For the last few years I have been writing reviews (mostly anime, some live-action) for U.K. print mag MYM Magzine. What follows is the text of the submitted draft for my third commission back in 2013, reviewing the Anime Limited U.K. blu-ray release of feature Perfect Blue. To read the final version as edited by David Axbey please buy back issue #19 of the magazine.
Title: Perfect Blue
Out: 30th September 2013
From: Anime Limited
On: Blu-ray/DVD combi pack, also DVD only
Price: £xx.xx (DVD £xx.xx)
Stars Out of Five: Five (Two if you think anime should only be kawaii TV series)
Standfirst: The late Satoshi Kon delivers a masterpiece as his feature debut.
It’s simple really. In the pantheon of truly great talents to have stridden across the anime world, Satoshi Kon was in there from the moment he made this highly-regarded feature debut, and only cemented his place with every subsequent project. The story of a J-Pop star leaving her singing trio to try other work, the film chronicles the breakdown of both her career and seemingly her mind. It has more in common with films by Alfred Hitchcock and Roman Polanski than with the science-fiction anime features that were all the rage at the time, but marked a huge step up in international appreciation of the medium after Akira and Ghost in the Shell. This was a release international film festivals could programme, something film critics could get to grips with on their own terms, and marked a new appreciation for what could be done for adult viewers with anime.
Looking back on it now, the period quality of the animation makes no difference whatsoever to the way the film envelopes you in its world, playing with your assumptions, examining the nature of otaku, stalkers, and the careers of those they worship before turning up the tension for a classic thriller climax. This new remaster cleans up the colours, tightens up the balance, and makes full use of the new resolution available. It seems a little darker in places than one remembers, but comparisons with the DVD show that the film has always looked that way. The new DTS HD-MA 5.1 Japanese soundtrack is a definite step up, with the music and fx noticeably clearer and well-placed; there is also a Japanese LPCM 2.0 track.
For those requiring an English dub, the original is available in lossy Dolby Digital 5.1. There are options for full English subtitles, signs only, or none. The interview with the Japanese and English voice casts are retained, as well as the music recording sessions, but the jewel in the crown is still the interview with the late Kon himself. Recorded at his work cubicle, he talks at length in detail about the film that would place him on the global animation map and mark the minds of fans and film-makers alike – no-one who has seen Perfect Blue forgets the experience. (Darren Aronofsky bought the rights for a live-action remake, but seems to have poured its influences into Requiem for a Dream and Black Swan instead.)

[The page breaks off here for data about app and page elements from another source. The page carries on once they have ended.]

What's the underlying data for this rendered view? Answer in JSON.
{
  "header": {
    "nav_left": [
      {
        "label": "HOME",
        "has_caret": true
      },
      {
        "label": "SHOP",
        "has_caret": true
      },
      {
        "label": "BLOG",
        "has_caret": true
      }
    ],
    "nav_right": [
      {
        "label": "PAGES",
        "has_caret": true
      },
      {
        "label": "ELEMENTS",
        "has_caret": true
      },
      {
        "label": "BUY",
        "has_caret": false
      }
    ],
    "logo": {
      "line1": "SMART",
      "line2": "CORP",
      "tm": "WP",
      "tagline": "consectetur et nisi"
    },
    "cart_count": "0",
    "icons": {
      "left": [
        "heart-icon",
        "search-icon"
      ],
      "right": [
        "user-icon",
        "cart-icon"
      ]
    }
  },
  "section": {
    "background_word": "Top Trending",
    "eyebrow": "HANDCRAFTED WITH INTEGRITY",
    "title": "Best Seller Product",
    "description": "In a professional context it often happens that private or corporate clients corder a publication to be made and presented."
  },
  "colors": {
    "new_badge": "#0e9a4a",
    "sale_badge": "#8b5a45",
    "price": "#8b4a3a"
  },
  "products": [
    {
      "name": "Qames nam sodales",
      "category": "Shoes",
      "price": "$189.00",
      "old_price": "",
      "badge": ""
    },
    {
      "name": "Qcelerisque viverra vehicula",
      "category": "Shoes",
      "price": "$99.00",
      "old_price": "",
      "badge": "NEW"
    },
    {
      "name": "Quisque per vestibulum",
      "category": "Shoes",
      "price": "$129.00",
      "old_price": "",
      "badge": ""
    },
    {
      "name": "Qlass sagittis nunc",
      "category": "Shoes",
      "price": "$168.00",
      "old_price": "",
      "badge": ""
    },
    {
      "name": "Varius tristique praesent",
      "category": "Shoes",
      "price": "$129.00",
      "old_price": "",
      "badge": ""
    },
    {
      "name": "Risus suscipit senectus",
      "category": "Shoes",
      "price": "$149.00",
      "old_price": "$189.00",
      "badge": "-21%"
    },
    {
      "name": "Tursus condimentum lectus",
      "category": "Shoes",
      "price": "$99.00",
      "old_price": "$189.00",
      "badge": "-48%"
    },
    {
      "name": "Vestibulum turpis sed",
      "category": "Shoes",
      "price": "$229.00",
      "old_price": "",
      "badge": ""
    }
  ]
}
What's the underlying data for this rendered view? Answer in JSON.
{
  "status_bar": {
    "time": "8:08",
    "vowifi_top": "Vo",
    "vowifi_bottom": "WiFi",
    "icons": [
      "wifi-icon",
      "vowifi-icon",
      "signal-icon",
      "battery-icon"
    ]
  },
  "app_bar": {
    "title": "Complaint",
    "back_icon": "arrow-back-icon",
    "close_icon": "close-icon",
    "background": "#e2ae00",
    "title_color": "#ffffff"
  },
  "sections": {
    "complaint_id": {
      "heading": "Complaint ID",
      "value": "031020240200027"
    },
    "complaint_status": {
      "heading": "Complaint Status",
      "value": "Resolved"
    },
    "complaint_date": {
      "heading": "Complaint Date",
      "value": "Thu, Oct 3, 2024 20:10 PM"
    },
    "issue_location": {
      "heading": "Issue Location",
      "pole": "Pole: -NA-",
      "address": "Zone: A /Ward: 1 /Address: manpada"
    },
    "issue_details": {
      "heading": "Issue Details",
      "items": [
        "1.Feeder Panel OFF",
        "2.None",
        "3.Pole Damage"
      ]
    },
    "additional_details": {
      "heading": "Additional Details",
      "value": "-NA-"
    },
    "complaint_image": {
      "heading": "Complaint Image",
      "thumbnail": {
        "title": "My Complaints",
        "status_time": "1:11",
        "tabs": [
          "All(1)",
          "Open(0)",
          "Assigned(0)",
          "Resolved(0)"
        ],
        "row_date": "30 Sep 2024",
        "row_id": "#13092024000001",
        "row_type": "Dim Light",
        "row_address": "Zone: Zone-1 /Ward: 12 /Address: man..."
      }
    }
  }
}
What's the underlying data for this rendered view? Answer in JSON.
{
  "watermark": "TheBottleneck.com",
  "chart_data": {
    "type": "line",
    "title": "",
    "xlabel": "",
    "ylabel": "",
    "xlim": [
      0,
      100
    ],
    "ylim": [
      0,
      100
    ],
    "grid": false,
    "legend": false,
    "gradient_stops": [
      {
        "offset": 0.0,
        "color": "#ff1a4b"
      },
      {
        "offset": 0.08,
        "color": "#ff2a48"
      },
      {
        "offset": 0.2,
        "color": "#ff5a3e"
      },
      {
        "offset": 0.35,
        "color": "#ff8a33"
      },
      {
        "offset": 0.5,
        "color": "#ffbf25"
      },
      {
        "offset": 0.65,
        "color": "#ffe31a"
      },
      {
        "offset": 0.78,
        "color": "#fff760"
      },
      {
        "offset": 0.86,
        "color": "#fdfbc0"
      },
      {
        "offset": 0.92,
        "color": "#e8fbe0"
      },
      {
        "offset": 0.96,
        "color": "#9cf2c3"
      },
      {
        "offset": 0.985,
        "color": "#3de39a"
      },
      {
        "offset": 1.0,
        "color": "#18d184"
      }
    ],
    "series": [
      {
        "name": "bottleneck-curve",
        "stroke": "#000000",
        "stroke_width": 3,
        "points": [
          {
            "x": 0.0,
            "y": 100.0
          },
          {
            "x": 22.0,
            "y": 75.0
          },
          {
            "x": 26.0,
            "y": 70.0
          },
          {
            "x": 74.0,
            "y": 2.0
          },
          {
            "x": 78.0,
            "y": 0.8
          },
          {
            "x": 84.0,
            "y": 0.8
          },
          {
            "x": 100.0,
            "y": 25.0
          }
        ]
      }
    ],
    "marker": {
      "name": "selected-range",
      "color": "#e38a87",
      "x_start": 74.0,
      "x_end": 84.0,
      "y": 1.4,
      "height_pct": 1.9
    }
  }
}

If you do not already own a copy of Perfect Blue, then you’re highly unlikely to take the plunge now, but it is without doubt the best way to experience this classic psycho-thriller for the first time. If you own the Manga DVD, then you already have the extras in about the same quality, so the only question is how much do you want to own the film in high definition? Given the way Kon wielded his casts and crews like a great composer conducting the orchestra playing his own work, all his films should be available in the most film-like presentation, and this Blu-ray certainly provides that for his still-unnerving debut.